Dáil Statement on Youth Mental Health

Dáil Statement on Youth Mental Health

Dáil Contribution on Youth Mental Health

It is important and timely to have this debate on youth mental health, particularly as we emerge from the Covid pandemic. It is a tough time to be a young person. I made what I hope are the majority of my mistakes at a time before social media and before digital cameras were ubiquitous. How difficult it must be now growing up when young people are constantly trying to compare themselves against unrealistic norms that are constantly presented to them. Even though it was there before the emergence of Covid, the pandemic has exacerbated matters because children and young people have not had the level of social engagement that would be normal for people of that age. They have retreated to their bedrooms and retreated to social media.

We need to realise and address the fact that the algorithm is nobody’s friend. The algorithm just feeds on the users’ attention. It will just show them more and never tell them that they need some sleep. It will never be concerned about what they are viewing. It will never take them aside for a chat. It will never worry that they our increasingly entering an echo chamber where they are just hearing the same views back. We have all experienced this: it has a polarising effect and it hardens our language. At such a vulnerable time for young people, we need to address that. We need to acknowledge the level of difficulty and the level of scarring that will have occurred over the period of the pandemic.

We have got better at talking about mental health. Our young people have a vocabulary that I would not have had at their age. However, we are still not great and we still need to provide services.

There is an urban-rural divide here. For young people growing up in the city, it is easier for them to find their tribe and they have more choices. The Minister of State knows the area around Dungarvan, Tallow and Cappoquin very well. It is more difficult for people living in those areas to access the services they need. Even in a physical sense there are not as many services. If people need to travel to access services, it makes it more difficult and it is more difficult for them to find their tribe in that way.

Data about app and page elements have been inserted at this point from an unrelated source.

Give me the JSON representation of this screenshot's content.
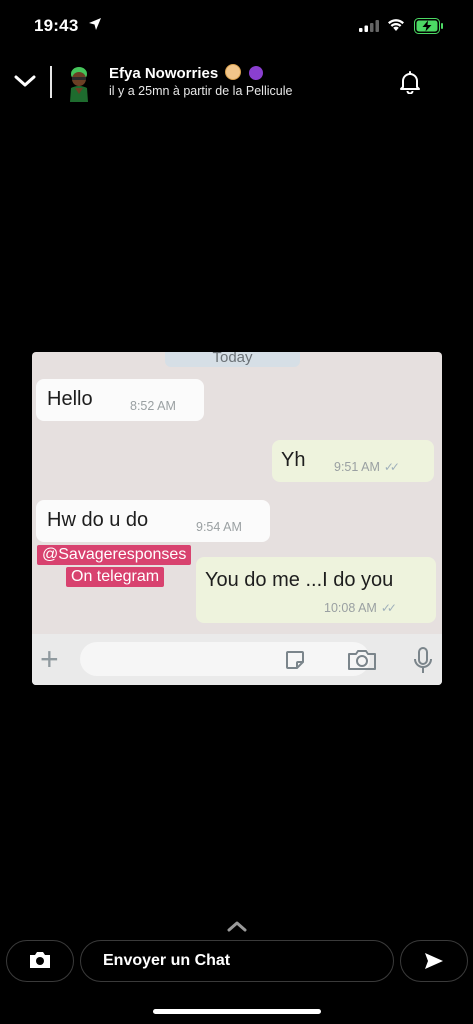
{
  "status_bar": {
    "time": "19:43"
  },
  "header": {
    "name": "Efya Noworries",
    "subtitle": "il y a 25mn à partir de la Pellicule"
  },
  "shared_image": {
    "date_label": "Today",
    "messages": [
      {
        "direction": "incoming",
        "text": "Hello",
        "time": "8:52 AM"
      },
      {
        "direction": "outgoing",
        "text": "Yh",
        "time": "9:51 AM"
      },
      {
        "direction": "incoming",
        "text": "Hw do u do",
        "time": "9:54 AM"
      },
      {
        "direction": "outgoing",
        "text": "You do me ...I do you",
        "time": "10:08 AM"
      }
    ],
    "watermark": {
      "line1": "@Savageresponses",
      "line2": "On telegram"
    }
  },
  "bottom_bar": {
    "chat_placeholder": "Envoyer un Chat"
  },
  "icons": {
    "back": "chevron-down-icon",
    "notification": "bell-icon",
    "camera": "camera-icon",
    "send": "send-arrow-icon",
    "swipe": "chevron-up-icon"
  },
  "colors": {
    "background": "#000000",
    "watermark": "#d8426f",
    "battery_charging": "#4cd964"
  }
}
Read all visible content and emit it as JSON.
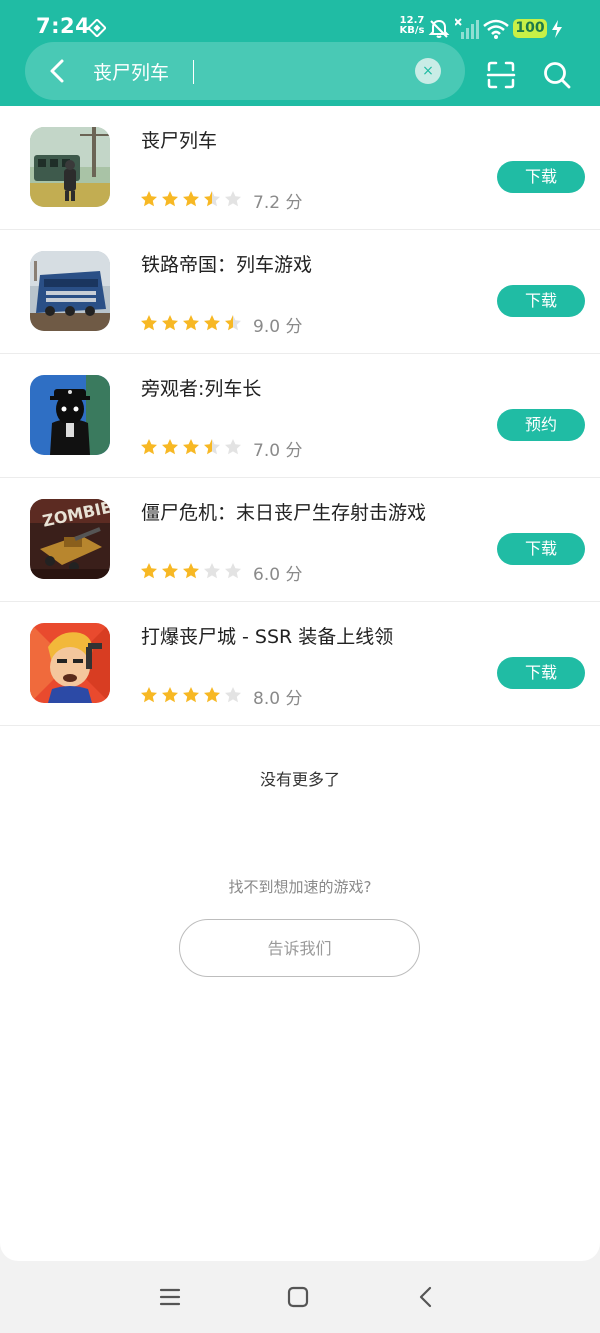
{
  "status_bar": {
    "time": "7:24",
    "net_speed_value": "12.7",
    "net_speed_unit": "KB/s",
    "battery": "100"
  },
  "search": {
    "query": "丧尸列车",
    "clear_symbol": "×"
  },
  "results": [
    {
      "title": "丧尸列车",
      "rating": 3.5,
      "score": "7.2 分",
      "action": "下载"
    },
    {
      "title": "铁路帝国：列车游戏",
      "rating": 4.5,
      "score": "9.0 分",
      "action": "下载"
    },
    {
      "title": "旁观者:列车长",
      "rating": 3.5,
      "score": "7.0 分",
      "action": "预约"
    },
    {
      "title": "僵尸危机：末日丧尸生存射击游戏",
      "rating": 3,
      "score": "6.0 分",
      "action": "下载"
    },
    {
      "title": "打爆丧尸城 - SSR 装备上线领",
      "rating": 4,
      "score": "8.0 分",
      "action": "下载"
    }
  ],
  "footer": {
    "no_more": "没有更多了",
    "cant_find": "找不到想加速的游戏?",
    "tell_us": "告诉我们"
  },
  "colors": {
    "accent": "#20bca4",
    "star_on": "#f7b824",
    "star_off": "#e3e3e3"
  }
}
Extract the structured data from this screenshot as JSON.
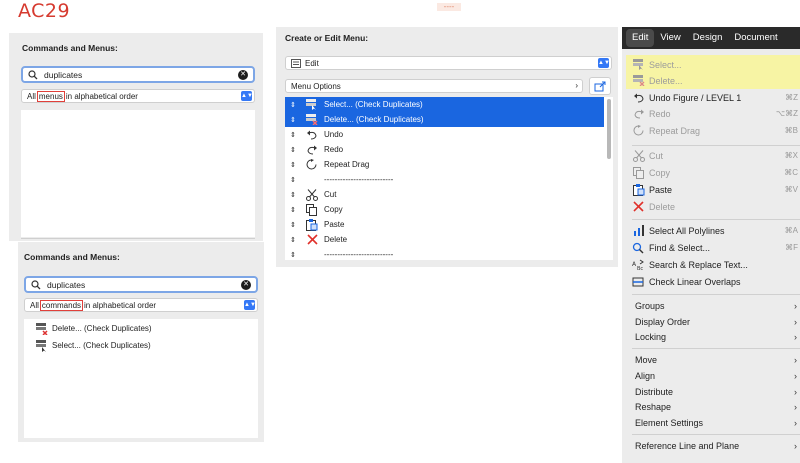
{
  "header": {
    "title": "AC29",
    "deco": "----"
  },
  "panel1": {
    "title": "Commands and Menus:",
    "search_value": "duplicates",
    "filter_prefix": "All",
    "filter_highlight": "menus",
    "filter_suffix": "in alphabetical order"
  },
  "panel2": {
    "title": "Commands and Menus:",
    "search_value": "duplicates",
    "filter_prefix": "All",
    "filter_highlight": "commands",
    "filter_suffix": "in alphabetical order",
    "items": [
      {
        "label": "Delete... (Check Duplicates)"
      },
      {
        "label": "Select... (Check Duplicates)"
      }
    ]
  },
  "editor": {
    "title": "Create or Edit Menu:",
    "menu_select": "Edit",
    "menu_options_label": "Menu Options",
    "rows": [
      {
        "label": "Select... (Check Duplicates)",
        "icon": "select-dup-icon",
        "selected": true
      },
      {
        "label": "Delete... (Check Duplicates)",
        "icon": "delete-dup-icon",
        "selected": true
      },
      {
        "label": "Undo",
        "icon": "undo-icon",
        "selected": false
      },
      {
        "label": "Redo",
        "icon": "redo-icon",
        "selected": false
      },
      {
        "label": "Repeat Drag",
        "icon": "repeat-icon",
        "selected": false
      },
      {
        "label": "--------------------------",
        "icon": "",
        "selected": false
      },
      {
        "label": "Cut",
        "icon": "scissors-icon",
        "selected": false
      },
      {
        "label": "Copy",
        "icon": "copy-icon",
        "selected": false
      },
      {
        "label": "Paste",
        "icon": "paste-icon",
        "selected": false
      },
      {
        "label": "Delete",
        "icon": "x-icon",
        "selected": false
      },
      {
        "label": "--------------------------",
        "icon": "",
        "selected": false
      }
    ]
  },
  "menubar": {
    "items": [
      "Edit",
      "View",
      "Design",
      "Document"
    ]
  },
  "edit_menu": {
    "items": [
      {
        "label": "Select...",
        "shortcut": "",
        "disabled": true,
        "highlight": true,
        "icon": "select-dup-icon"
      },
      {
        "label": "Delete...",
        "shortcut": "",
        "disabled": true,
        "highlight": true,
        "icon": "delete-dup-icon"
      },
      {
        "label": "Undo Figure / LEVEL 1",
        "shortcut": "⌘Z",
        "disabled": false,
        "icon": "undo-icon"
      },
      {
        "label": "Redo",
        "shortcut": "⌥⌘Z",
        "disabled": true,
        "icon": "redo-icon"
      },
      {
        "label": "Repeat Drag",
        "shortcut": "⌘B",
        "disabled": true,
        "icon": "repeat-icon"
      },
      {
        "label": "Cut",
        "shortcut": "⌘X",
        "disabled": true,
        "icon": "scissors-icon"
      },
      {
        "label": "Copy",
        "shortcut": "⌘C",
        "disabled": true,
        "icon": "copy-icon"
      },
      {
        "label": "Paste",
        "shortcut": "⌘V",
        "disabled": false,
        "icon": "paste-icon"
      },
      {
        "label": "Delete",
        "shortcut": "",
        "disabled": true,
        "icon": "x-icon"
      },
      {
        "label": "Select All Polylines",
        "shortcut": "⌘A",
        "disabled": false,
        "icon": "select-all-icon"
      },
      {
        "label": "Find & Select...",
        "shortcut": "⌘F",
        "disabled": false,
        "icon": "find-select-icon"
      },
      {
        "label": "Search & Replace Text...",
        "shortcut": "",
        "disabled": false,
        "icon": "search-replace-icon"
      },
      {
        "label": "Check Linear Overlaps",
        "shortcut": "",
        "disabled": false,
        "icon": "linear-overlaps-icon"
      },
      {
        "label": "Groups"
      },
      {
        "label": "Display Order"
      },
      {
        "label": "Locking"
      },
      {
        "label": "Move"
      },
      {
        "label": "Align"
      },
      {
        "label": "Distribute"
      },
      {
        "label": "Reshape"
      },
      {
        "label": "Element Settings"
      },
      {
        "label": "Reference Line and Plane"
      }
    ]
  },
  "colors": {
    "accent": "#1a66e0",
    "title_red": "#d63a2f",
    "highlight_yellow": "#f7f4a4",
    "menubar_bg": "#2a2a2a"
  }
}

In addition to addressing the scarring caused by Covid, we need to invest in mental health services, not just in our cities but also in rural locations where it might be more difficult for young people.